### Available records
--------

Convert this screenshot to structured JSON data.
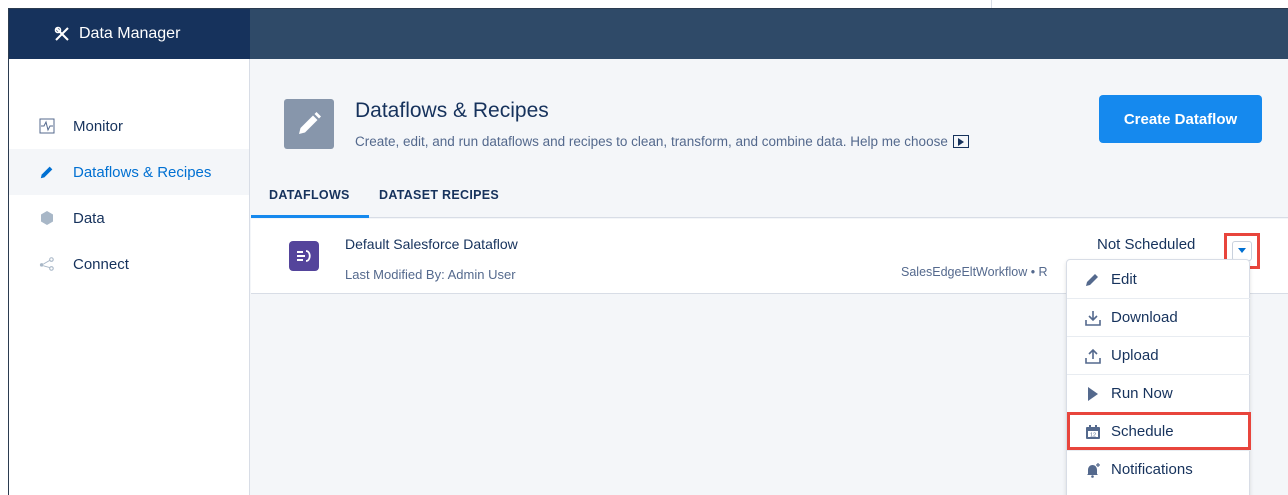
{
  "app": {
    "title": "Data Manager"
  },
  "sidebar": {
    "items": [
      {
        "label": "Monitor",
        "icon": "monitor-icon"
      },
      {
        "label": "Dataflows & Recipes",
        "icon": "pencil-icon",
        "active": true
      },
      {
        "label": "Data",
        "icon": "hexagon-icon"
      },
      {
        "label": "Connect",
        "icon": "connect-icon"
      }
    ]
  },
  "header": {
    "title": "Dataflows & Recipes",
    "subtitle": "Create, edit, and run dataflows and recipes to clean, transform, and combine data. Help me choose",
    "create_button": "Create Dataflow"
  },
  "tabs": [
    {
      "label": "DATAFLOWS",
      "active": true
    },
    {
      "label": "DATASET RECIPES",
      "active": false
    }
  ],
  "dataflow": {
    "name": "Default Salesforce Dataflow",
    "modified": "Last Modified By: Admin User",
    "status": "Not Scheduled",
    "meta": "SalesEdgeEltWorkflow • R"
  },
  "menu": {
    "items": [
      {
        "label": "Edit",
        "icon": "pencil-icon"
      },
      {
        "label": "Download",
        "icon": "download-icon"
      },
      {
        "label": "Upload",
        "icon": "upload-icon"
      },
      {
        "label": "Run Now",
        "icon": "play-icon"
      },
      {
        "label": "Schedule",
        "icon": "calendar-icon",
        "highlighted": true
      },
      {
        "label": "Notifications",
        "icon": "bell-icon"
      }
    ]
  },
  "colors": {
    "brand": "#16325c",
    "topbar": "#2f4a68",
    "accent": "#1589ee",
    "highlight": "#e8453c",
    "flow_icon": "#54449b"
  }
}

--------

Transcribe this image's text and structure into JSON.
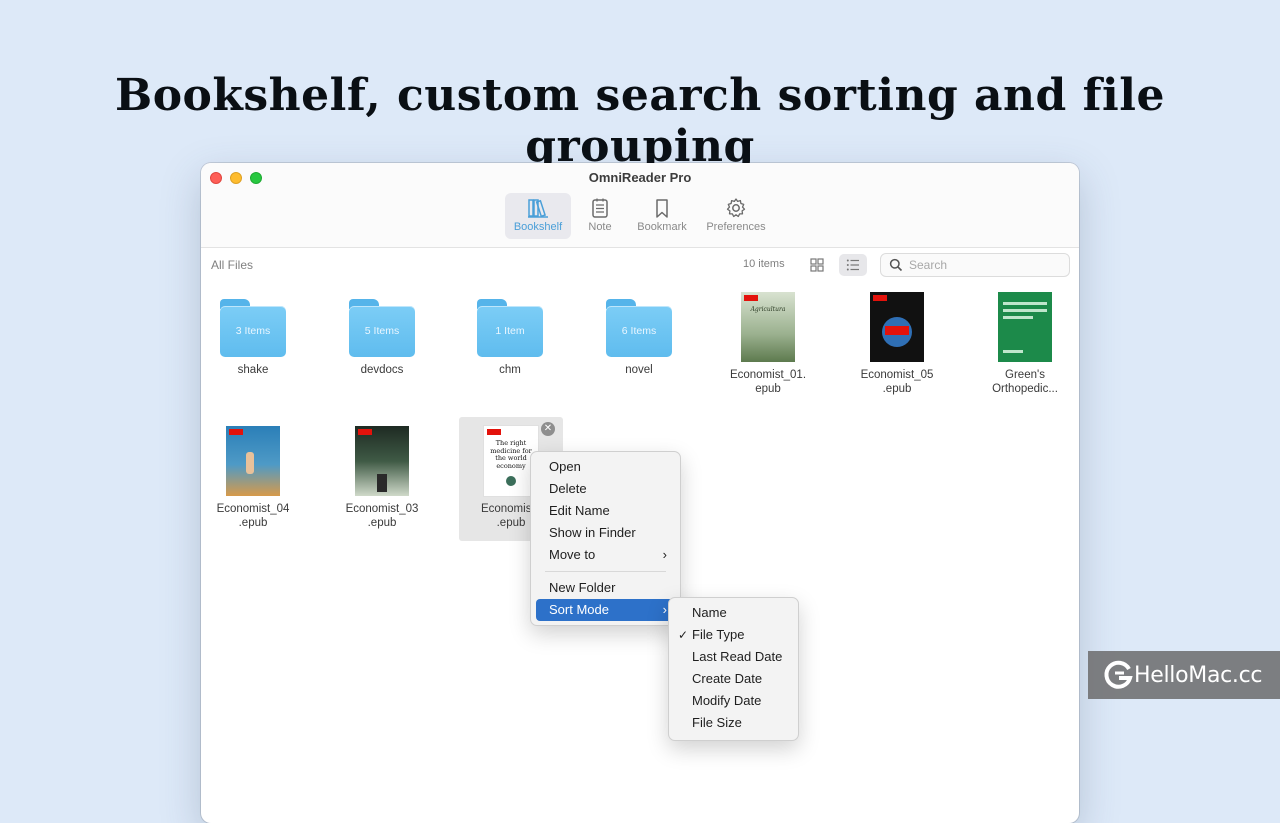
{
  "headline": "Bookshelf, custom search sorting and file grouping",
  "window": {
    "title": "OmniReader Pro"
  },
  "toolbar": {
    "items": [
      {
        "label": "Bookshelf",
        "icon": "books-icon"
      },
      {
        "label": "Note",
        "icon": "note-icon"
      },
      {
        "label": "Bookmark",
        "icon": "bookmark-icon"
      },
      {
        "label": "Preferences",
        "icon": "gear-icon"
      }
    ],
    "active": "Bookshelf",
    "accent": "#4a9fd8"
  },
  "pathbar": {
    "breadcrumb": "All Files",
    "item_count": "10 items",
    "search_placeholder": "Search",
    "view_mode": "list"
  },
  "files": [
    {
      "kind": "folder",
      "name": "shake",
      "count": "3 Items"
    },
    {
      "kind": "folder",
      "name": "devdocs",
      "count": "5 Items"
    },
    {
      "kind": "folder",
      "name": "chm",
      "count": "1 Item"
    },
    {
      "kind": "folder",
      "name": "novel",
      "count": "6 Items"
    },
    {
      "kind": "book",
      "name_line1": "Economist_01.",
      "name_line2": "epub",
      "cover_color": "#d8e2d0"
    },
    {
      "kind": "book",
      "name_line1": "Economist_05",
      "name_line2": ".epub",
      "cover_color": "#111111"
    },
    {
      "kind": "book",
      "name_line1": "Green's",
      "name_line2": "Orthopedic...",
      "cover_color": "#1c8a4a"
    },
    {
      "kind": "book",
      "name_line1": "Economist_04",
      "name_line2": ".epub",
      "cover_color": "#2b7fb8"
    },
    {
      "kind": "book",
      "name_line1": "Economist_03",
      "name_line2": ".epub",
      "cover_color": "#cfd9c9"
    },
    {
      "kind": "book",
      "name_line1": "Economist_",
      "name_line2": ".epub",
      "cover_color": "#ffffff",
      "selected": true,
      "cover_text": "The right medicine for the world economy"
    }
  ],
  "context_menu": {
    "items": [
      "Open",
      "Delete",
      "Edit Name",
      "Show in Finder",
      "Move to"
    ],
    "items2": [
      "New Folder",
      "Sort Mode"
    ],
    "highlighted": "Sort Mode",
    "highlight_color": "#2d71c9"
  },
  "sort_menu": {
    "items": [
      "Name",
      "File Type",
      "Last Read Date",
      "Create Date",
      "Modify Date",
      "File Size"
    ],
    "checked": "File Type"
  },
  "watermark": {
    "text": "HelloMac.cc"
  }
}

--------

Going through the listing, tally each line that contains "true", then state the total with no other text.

### Exercise answer
4